Typically, owners of large projects optimize purely on net present value, said Alan Langridge, regional director, technology and expert solutions, APAC, at Worley. This means choosing a project that gives economies of scale; with low operating costs that result in the greatest long term economic award. But there are drawbacks – and viable alternatives – to this approach when IPCC is being considered.
“Large-scale complex ventures can take many years to develop, even longer to achieve payback and usually involve signifi- cant upfront capital expenditure,” explained Langridge. “While these projects provide big capital returns, the patience needed to get to that point translates into higher risk, especially when ore bodies are complex or difficult to assess from the surface. Some ore bodies are big enough to warrant a project seeking to maximize net present value, but they often come with significant development challenges. That’s why we need an option between developing a mega project with all the associated risk and leaving the product in the ground.
“There’s growing recognition that a staged approach can facilitate earlier cash flow from operations, reduce risk and still achieve good financial returns based on a lower cost of entry. A mine that’s initially developed with the minimum viable features can be a big success, but it needs different thinking. It needs us to think small. By thinking small and minimizing a starter project, we can reduce initial costs, de-risk the project – and still enable a pathway to build a bigger mine in the future,” said Langridge. “Miners are no longer racing to get the highest overall return or the absolute maximum net present value. Or at least not right away. They’re looking for an outcome that’s acceptable from a corporate, social, financial and operational perspective.”
As the mine face moves, a relocatable IPCC system can move with it, advises Nicholas Russell, principal mechanical engineer at Worley.
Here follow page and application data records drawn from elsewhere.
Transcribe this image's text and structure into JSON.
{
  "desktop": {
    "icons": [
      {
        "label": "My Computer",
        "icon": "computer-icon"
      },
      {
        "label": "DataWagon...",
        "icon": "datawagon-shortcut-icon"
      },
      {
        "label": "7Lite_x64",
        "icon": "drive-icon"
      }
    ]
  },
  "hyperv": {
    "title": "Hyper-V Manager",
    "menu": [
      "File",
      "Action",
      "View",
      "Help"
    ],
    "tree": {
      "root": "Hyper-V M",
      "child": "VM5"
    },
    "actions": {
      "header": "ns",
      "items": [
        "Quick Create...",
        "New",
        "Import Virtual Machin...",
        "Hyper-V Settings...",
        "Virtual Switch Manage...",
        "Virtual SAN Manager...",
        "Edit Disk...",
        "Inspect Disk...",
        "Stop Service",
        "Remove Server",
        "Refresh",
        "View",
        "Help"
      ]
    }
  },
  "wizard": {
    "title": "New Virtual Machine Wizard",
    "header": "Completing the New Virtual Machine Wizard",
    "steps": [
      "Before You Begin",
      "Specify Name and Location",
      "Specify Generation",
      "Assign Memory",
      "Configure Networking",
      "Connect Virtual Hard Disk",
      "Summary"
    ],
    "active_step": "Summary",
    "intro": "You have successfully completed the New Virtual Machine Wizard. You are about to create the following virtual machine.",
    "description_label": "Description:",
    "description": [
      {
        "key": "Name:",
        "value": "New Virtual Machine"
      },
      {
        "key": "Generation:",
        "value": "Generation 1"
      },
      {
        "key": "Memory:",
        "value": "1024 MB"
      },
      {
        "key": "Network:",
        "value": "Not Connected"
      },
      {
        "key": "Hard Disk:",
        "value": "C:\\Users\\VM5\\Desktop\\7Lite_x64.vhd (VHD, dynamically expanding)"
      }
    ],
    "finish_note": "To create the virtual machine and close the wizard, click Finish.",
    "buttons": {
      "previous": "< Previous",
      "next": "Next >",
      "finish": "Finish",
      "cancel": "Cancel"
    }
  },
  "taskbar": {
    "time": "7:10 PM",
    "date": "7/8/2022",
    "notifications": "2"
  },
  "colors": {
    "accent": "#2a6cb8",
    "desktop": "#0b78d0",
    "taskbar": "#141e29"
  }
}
He recently explained the advantages of this approach in an online article at Worley’s web site. “In this case, trucks powered by renewables can complete short distances to a crusher, which is moved periodically, with conveyors used for the rest of the journey to the processing plant,” said Russell. “This option provides the energy efficiency and cost-effectiveness of conveyors while benefiting from the flexibility of a truck system.”
This flexibility is especially useful for miners establishing sites with minimum viable capital, according to Russell. “Miners can start with a small truck fleet and minimum fixed plant, and then relocate the crusher and conveyor as and when required,” said Russell. “This is a key advantage because it helps achieve project-specific goals through different mine sequences to enhance an operation’s sustainability.”